This method allows for nourishing the soil and ensuring its biodiversity, making it better to grow vegetables and fruits, as well as achieving healthier produce.

This is backed up by several studies, all proving that the benefits of organic farming outweigh, by far, traditional methods, like the 2010 report of Washington State University, stating that strawberries tasted sweeter, and had higher levels of antioxidants when grown organically.

Organic Food: Cost and Shelf Life​

Organic Food: What You Need to Know

Organic food tends to be more expensive than non-organic one. This has to do with the fact that growing produce organically, is more tedious than any other farming way. Also, most organic farmers work on their own, with no support from the government, add that to the fact that they have to go through rigorous inspections, to make sure the food is up to the standards of the USDA, and you go the answer to your question.

​As for shelf life, organic food tends to last less than non-organic food, due to the lack of preservatives included in its farming. Which is a great thing, since it’s a great indicator of how organic the food really is.

​Organic Food For Your Baby?

Organic Food: What You Need to Know

You might be wondering if you should switch to organic food when feeding your baby, and what benefits you can reap from it.

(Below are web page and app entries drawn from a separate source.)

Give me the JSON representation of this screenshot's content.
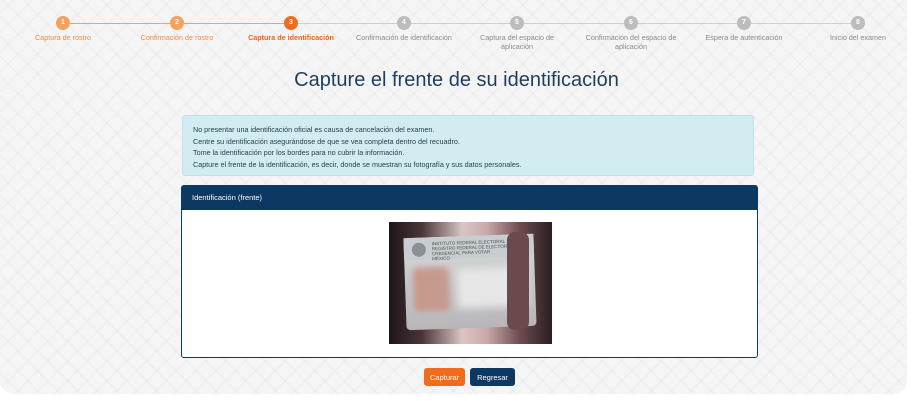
{
  "stepper": {
    "steps": [
      {
        "number": "1",
        "label": "Captura de rostro",
        "state": "done"
      },
      {
        "number": "2",
        "label": "Confirmación de rostro",
        "state": "done"
      },
      {
        "number": "3",
        "label": "Captura de identificación",
        "state": "active"
      },
      {
        "number": "4",
        "label": "Confirmación de identificación",
        "state": "pending"
      },
      {
        "number": "5",
        "label": "Captura del espacio de aplicación",
        "state": "pending"
      },
      {
        "number": "6",
        "label": "Confirmación del espacio de aplicación",
        "state": "pending"
      },
      {
        "number": "7",
        "label": "Espera de autenticación",
        "state": "pending"
      },
      {
        "number": "8",
        "label": "Inicio del examen",
        "state": "pending"
      }
    ]
  },
  "page": {
    "title": "Capture el frente de su identificación"
  },
  "instructions": [
    "No presentar una identificación oficial es causa de cancelación del examen.",
    "Centre su identificación asegurándose de que se vea completa dentro del recuadro.",
    "Tome la identificación por los bordes para no cubrir la información.",
    "Capture el frente de la identificación, es decir, donde se muestran su fotografía y sus datos personales."
  ],
  "card": {
    "header": "Identificación (frente)",
    "id_text": [
      "INSTITUTO FEDERAL ELECTORAL",
      "REGISTRO FEDERAL DE ELECTORES",
      "CREDENCIAL PARA VOTAR"
    ],
    "id_country": "MÉXICO"
  },
  "actions": {
    "capture_label": "Capturar",
    "back_label": "Regresar"
  },
  "colors": {
    "accent_orange": "#f26b1d",
    "navy": "#0d3862",
    "title": "#1e3e5f",
    "alert_bg": "#d3ecf1"
  }
}
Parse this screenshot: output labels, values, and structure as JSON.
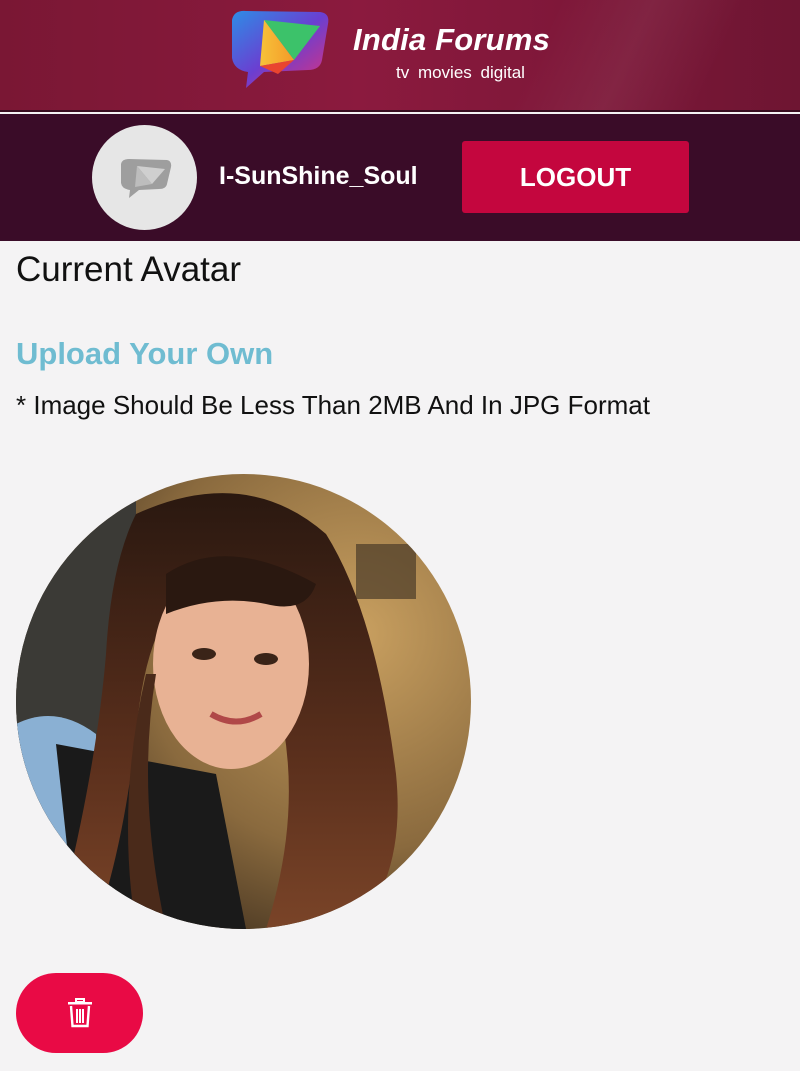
{
  "header": {
    "brand_name": "India Forums",
    "tagline": "tv  movies  digital"
  },
  "user": {
    "username": "I-SunShine_Soul",
    "logout_label": "LOGOUT"
  },
  "main": {
    "title": "Current Avatar",
    "upload_link": "Upload Your Own",
    "note": "* Image Should Be Less Than 2MB And In JPG Format"
  },
  "icons": {
    "delete": "trash-icon"
  },
  "colors": {
    "header_bg": "#7f1739",
    "userbar_bg": "#3a0c28",
    "logout_bg": "#c4063e",
    "link": "#6fbcd1",
    "delete_bg": "#e90a45",
    "page_bg": "#f4f3f4"
  }
}
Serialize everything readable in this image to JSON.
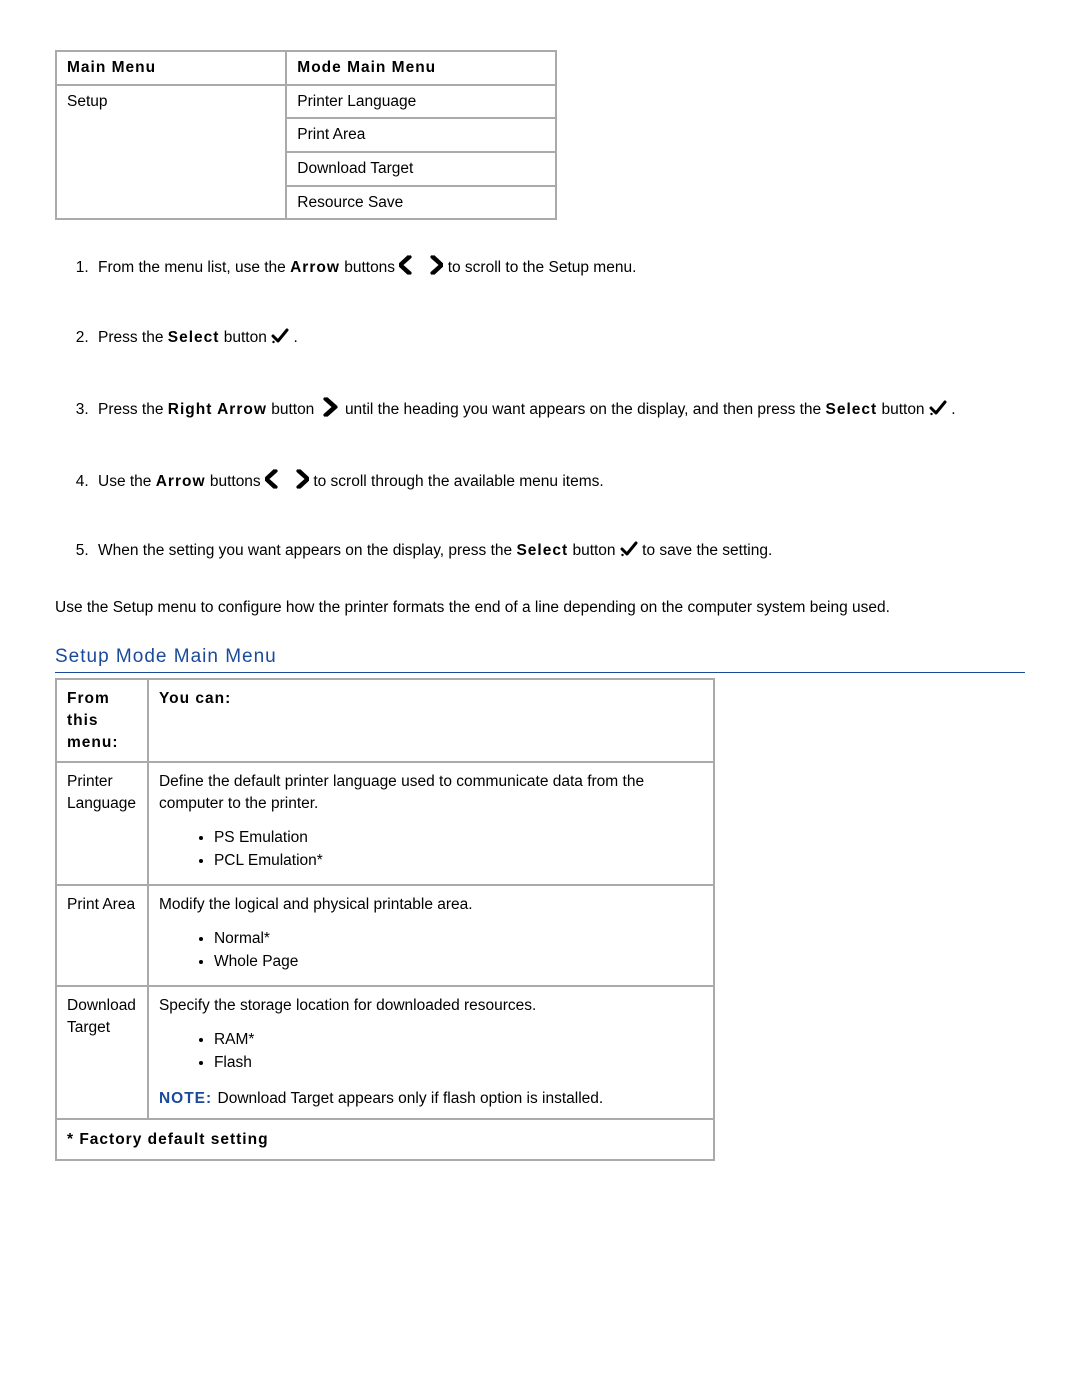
{
  "menu_table": {
    "headers": [
      "Main Menu",
      "Mode Main Menu"
    ],
    "left": "Setup",
    "right_items": [
      "Printer Language",
      "Print Area",
      "Download Target",
      "Resource Save"
    ]
  },
  "steps": {
    "s1_a": "From the menu list, use the ",
    "s1_b": "Arrow",
    "s1_c": " buttons ",
    "s1_d": " to scroll to the Setup menu.",
    "s2_a": "Press the ",
    "s2_b": "Select",
    "s2_c": " button ",
    "s2_d": ".",
    "s3_a": "Press the ",
    "s3_b": "Right Arrow",
    "s3_c": " button ",
    "s3_d": " until the heading you want appears on the display, and then press the ",
    "s3_e": "Select",
    "s3_f": " button ",
    "s3_g": ".",
    "s4_a": "Use the ",
    "s4_b": "Arrow",
    "s4_c": " buttons ",
    "s4_d": " to scroll through the available menu items.",
    "s5_a": "When the setting you want appears on the display, press the ",
    "s5_b": "Select",
    "s5_c": " button ",
    "s5_d": " to save the setting."
  },
  "para": "Use the Setup menu to configure how the printer formats the end of a line depending on the computer system being used.",
  "section_heading": "Setup Mode Main Menu",
  "setup_table": {
    "header_left": "From this menu:",
    "header_right": "You can:",
    "rows": [
      {
        "left": "Printer Language",
        "desc": "Define the default printer language used to communicate data from the computer to the printer.",
        "items": [
          "PS Emulation",
          "PCL Emulation*"
        ]
      },
      {
        "left": "Print Area",
        "desc": "Modify the logical and physical printable area.",
        "items": [
          "Normal*",
          "Whole Page"
        ]
      },
      {
        "left": "Download Target",
        "desc": "Specify the storage location for downloaded resources.",
        "items": [
          "RAM*",
          "Flash"
        ],
        "note_label": "NOTE: ",
        "note_text": " Download Target appears only if flash option is installed."
      }
    ],
    "footer": "* Factory default setting"
  }
}
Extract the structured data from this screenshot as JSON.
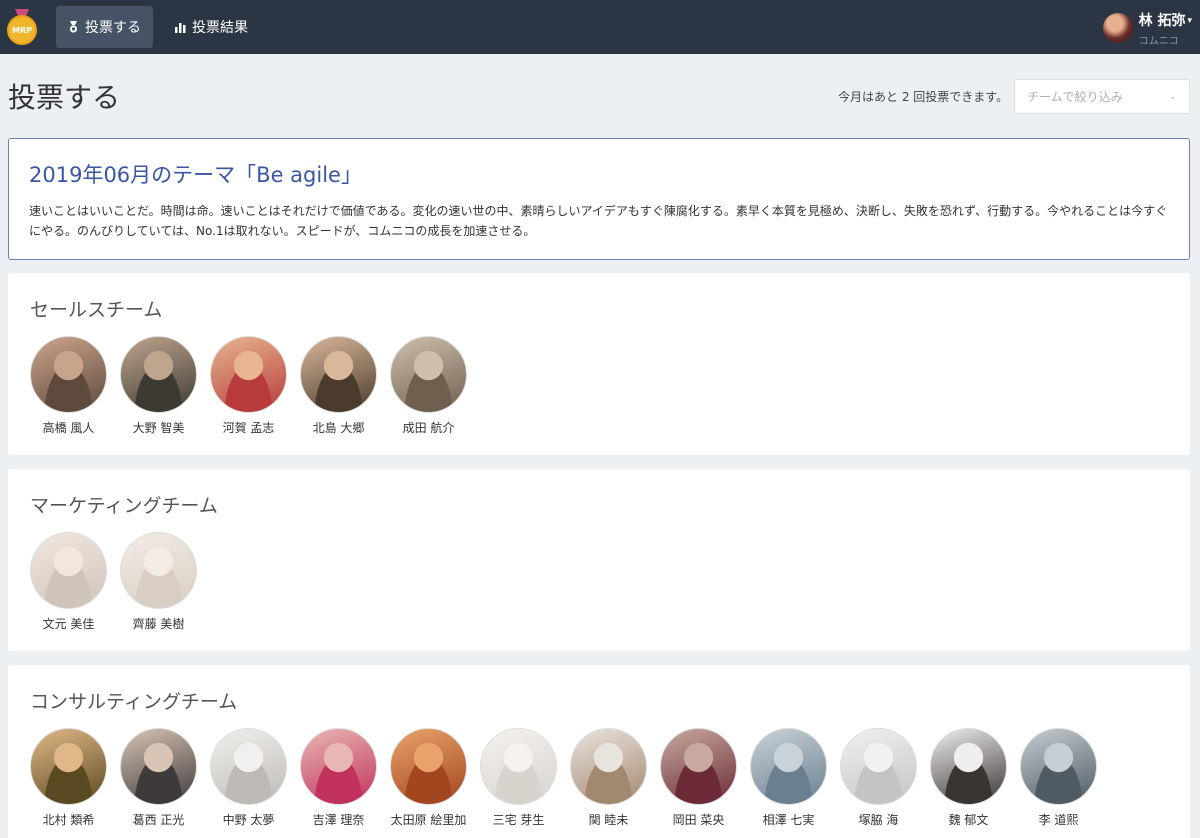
{
  "nav": {
    "logo_text": "MRP",
    "tabs": [
      {
        "label": "投票する",
        "icon": "medal-icon",
        "active": true
      },
      {
        "label": "投票結果",
        "icon": "bar-chart-icon",
        "active": false
      }
    ],
    "user": {
      "name": "林 拓弥",
      "org": "コムニコ"
    }
  },
  "header": {
    "title": "投票する",
    "remaining_text": "今月はあと 2 回投票できます。",
    "filter_placeholder": "チームで絞り込み"
  },
  "theme": {
    "title": "2019年06月のテーマ「Be agile」",
    "description": "速いことはいいことだ。時間は命。速いことはそれだけで価値である。変化の速い世の中、素晴らしいアイデアもすぐ陳腐化する。素早く本質を見極め、決断し、失敗を恐れず、行動する。今やれることは今すぐにやる。のんびりしていては、No.1は取れない。スピードが、コムニコの成長を加速させる。"
  },
  "teams": [
    {
      "name": "セールスチーム",
      "members": [
        "高橋 風人",
        "大野 智美",
        "河賀 孟志",
        "北島 大郷",
        "成田 航介"
      ]
    },
    {
      "name": "マーケティングチーム",
      "members": [
        "文元 美佳",
        "齊藤 美樹"
      ]
    },
    {
      "name": "コンサルティングチーム",
      "members": [
        "北村 類希",
        "葛西 正光",
        "中野 太夢",
        "吉澤 理奈",
        "太田原 絵里加",
        "三宅 芽生",
        "関 睦未",
        "岡田 菜央",
        "相澤 七実",
        "塚脇 海",
        "魏 郁文",
        "李 道熙"
      ]
    }
  ],
  "colors": {
    "navbar": "#2b3544",
    "accent": "#3a55a6",
    "background": "#eceff3"
  }
}
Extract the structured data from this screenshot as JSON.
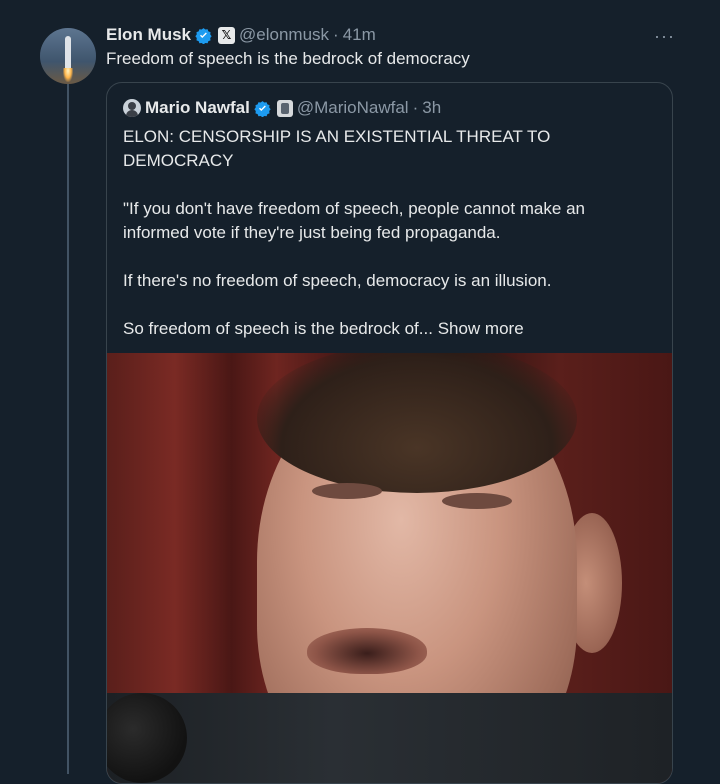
{
  "tweet": {
    "author_name": "Elon Musk",
    "handle": "@elonmusk",
    "separator": "·",
    "time": "41m",
    "text": "Freedom of speech is the bedrock of democracy",
    "more_icon": "···"
  },
  "quoted": {
    "author_name": "Mario Nawfal",
    "handle": "@MarioNawfal",
    "separator": "·",
    "time": "3h",
    "paragraphs": [
      "ELON: CENSORSHIP IS AN EXISTENTIAL THREAT TO DEMOCRACY",
      "\"If you don't have freedom of speech, people cannot make an informed vote if they're just being fed propaganda.",
      "If there's no freedom of speech, democracy is an illusion."
    ],
    "last_line": "So freedom of speech is the bedrock of...",
    "show_more": "Show more"
  },
  "colors": {
    "background": "#15202b",
    "verified_blue": "#1d9bf0",
    "secondary_text": "#8b98a5"
  }
}
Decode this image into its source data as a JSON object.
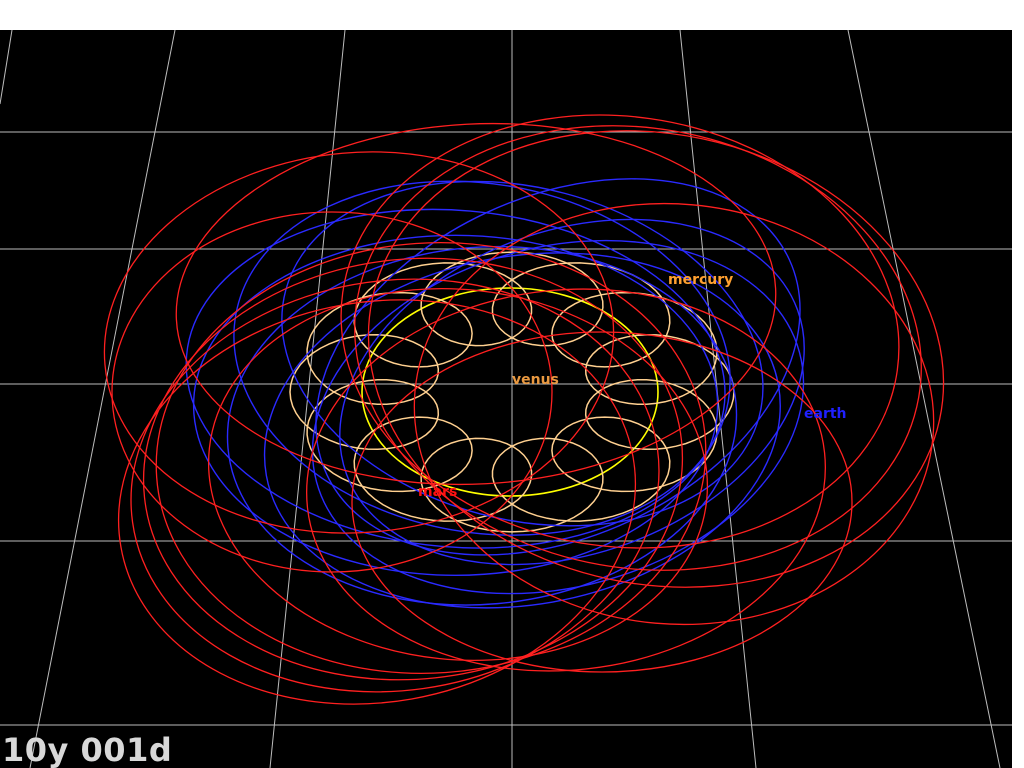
{
  "simulation": {
    "elapsed_label": "10y 001d"
  },
  "planets": [
    {
      "key": "venus",
      "label": "venus",
      "color": "#ffd090",
      "label_color": "#e89840"
    },
    {
      "key": "mercury",
      "label": "mercury",
      "color": "#ff2020",
      "label_color": "#ffa030"
    },
    {
      "key": "earth",
      "label": "earth",
      "color": "#2a2aff",
      "label_color": "#2020ff"
    },
    {
      "key": "mars",
      "label": "mars",
      "color": "#ff2020",
      "label_color": "#ff1010"
    }
  ],
  "sun_orbit": {
    "color": "#ffff00"
  },
  "grid": {
    "color": "#bdbdbd",
    "visible": true
  }
}
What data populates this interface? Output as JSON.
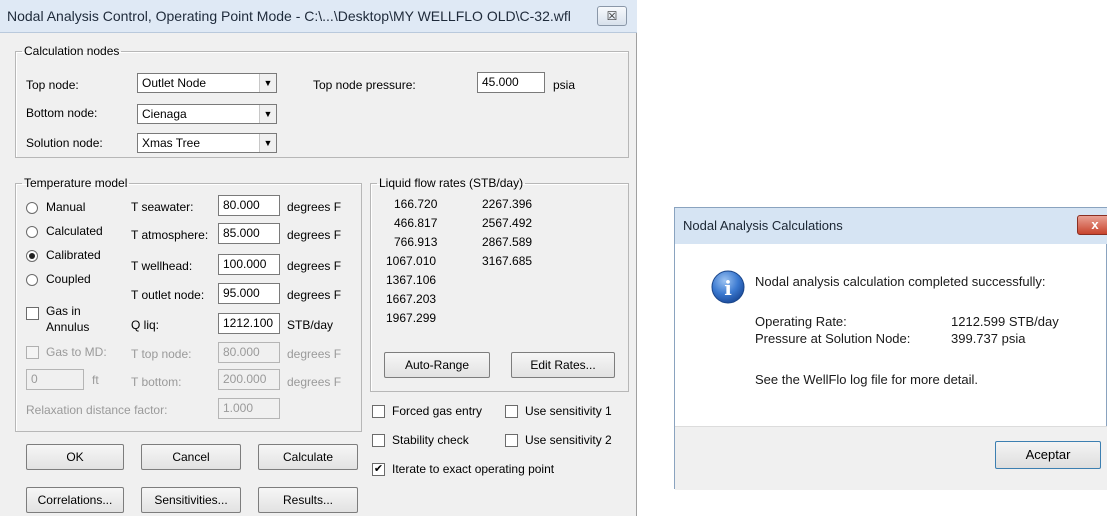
{
  "dialog": {
    "title": "Nodal Analysis Control, Operating Point Mode - C:\\...\\Desktop\\MY WELLFLO OLD\\C-32.wfl",
    "close": "☒",
    "calc_nodes": {
      "legend": "Calculation nodes",
      "top_node_label": "Top node:",
      "top_node_value": "Outlet Node",
      "bottom_node_label": "Bottom node:",
      "bottom_node_value": "Cienaga",
      "solution_node_label": "Solution node:",
      "solution_node_value": "Xmas Tree",
      "top_pressure_label": "Top node pressure:",
      "top_pressure_value": "45.000",
      "top_pressure_unit": "psia"
    },
    "temp_model": {
      "legend": "Temperature model",
      "modes": [
        "Manual",
        "Calculated",
        "Calibrated",
        "Coupled"
      ],
      "selected_mode": "Calibrated",
      "gas_in_annulus_1": "Gas in",
      "gas_in_annulus_2": "Annulus",
      "gas_to_md": "Gas to MD:",
      "md_value": "0",
      "md_unit": "ft",
      "fields": [
        {
          "label": "T seawater:",
          "value": "80.000",
          "unit": "degrees F"
        },
        {
          "label": "T atmosphere:",
          "value": "85.000",
          "unit": "degrees F"
        },
        {
          "label": "T wellhead:",
          "value": "100.000",
          "unit": "degrees F"
        },
        {
          "label": "T outlet node:",
          "value": "95.000",
          "unit": "degrees F"
        },
        {
          "label": "Q liq:",
          "value": "1212.100",
          "unit": "STB/day"
        },
        {
          "label": "T top node:",
          "value": "80.000",
          "unit": "degrees F"
        },
        {
          "label": "T bottom:",
          "value": "200.000",
          "unit": "degrees F"
        }
      ],
      "relax_label": "Relaxation distance factor:",
      "relax_value": "1.000"
    },
    "liquid_rates": {
      "legend": "Liquid flow rates (STB/day)",
      "col1": [
        "166.720",
        "466.817",
        "766.913",
        "1067.010",
        "1367.106",
        "1667.203",
        "1967.299"
      ],
      "col2": [
        "2267.396",
        "2567.492",
        "2867.589",
        "3167.685"
      ],
      "auto_range": "Auto-Range",
      "edit_rates": "Edit Rates..."
    },
    "options": {
      "forced_gas_entry": "Forced gas entry",
      "use_sensitivity_1": "Use sensitivity 1",
      "stability_check": "Stability check",
      "use_sensitivity_2": "Use sensitivity 2",
      "iterate": "Iterate to exact operating point",
      "iterate_check": "✔"
    },
    "buttons": {
      "ok": "OK",
      "cancel": "Cancel",
      "calculate": "Calculate",
      "correlations": "Correlations...",
      "sensitivities": "Sensitivities...",
      "results": "Results..."
    }
  },
  "message_box": {
    "title": "Nodal Analysis Calculations",
    "close": "x",
    "info_icon": "i",
    "headline": "Nodal analysis calculation completed successfully:",
    "rate_label": "Operating Rate:",
    "rate_value": "1212.599 STB/day",
    "pressure_label": "Pressure at Solution Node:",
    "pressure_value": "399.737 psia",
    "note": "See the WellFlo log file for more detail.",
    "ok_button": "Aceptar"
  }
}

Truth be told, organic food may have more nutrients that non organic food, but only in a limited matter.

That’s not to say that organic food would not be more beneficial for your baby, simply put, including organic food in your baby’s diet may not increase a number of nutrients it might receive, but at least limits the amount of exposure to pesticides, used by regular farmers to protect the produce from insects and weed, however, they tend to leave a trace behind, which, if ingested in large proportions, could prove to be fatal.

So should you switch to organic when feeding your baby? That’s up to you. Remember that, though it might be better for the general health of the baby, it might not be easy on your personal budget.

Personally, I believe a balance is a key here, unless you’re rolling around in dollar bills, in that case, go ahead, be my guest, and eat all the organic food you come across.

​Different Organic Food Categories

According to the USDA criteria, you can find 3 categories of organic food.

  • ​100% certified organic means that all of the ingredients of this product, except salt and water, are organic.
  • Organic means that 95% of the ingredients of this product, except salt and water are organic.
  • Made With Organic Ingredients means that 70% of the ingredients of this product, except salt and water are organic.

Only products from the first 2 categories are allowed to use the USDA stamp.

List of Organic Food​

Now that you know all there is to know about organic food, and you have decided to adopt this new lifestyle, here’s a list of the best organic food to get you started.

  • ​Applegate Farms Organic Roasted Turkey Breast
  • Applegate Farms Organic Mild Cheddar Cheese
  • Kashi Whole Wheat Biscuits, Cinnamon Harvest cereals
  • Vital Farms Eggs
  • Amy's Roasted Vegetable Tamale
  • Full Circle Bison Ranch Organic Grass Fed Buffalo.

Of course, this list is non-exhaustive and aimed to help you starting your new lifestyle, just remember to look for the USDA stamp when you’re shopping.

And there you go, all you need to know about organic food, or at least what I could cram into the article. If you have any questions, make sure you leave them below, and share your experiences with organic food.​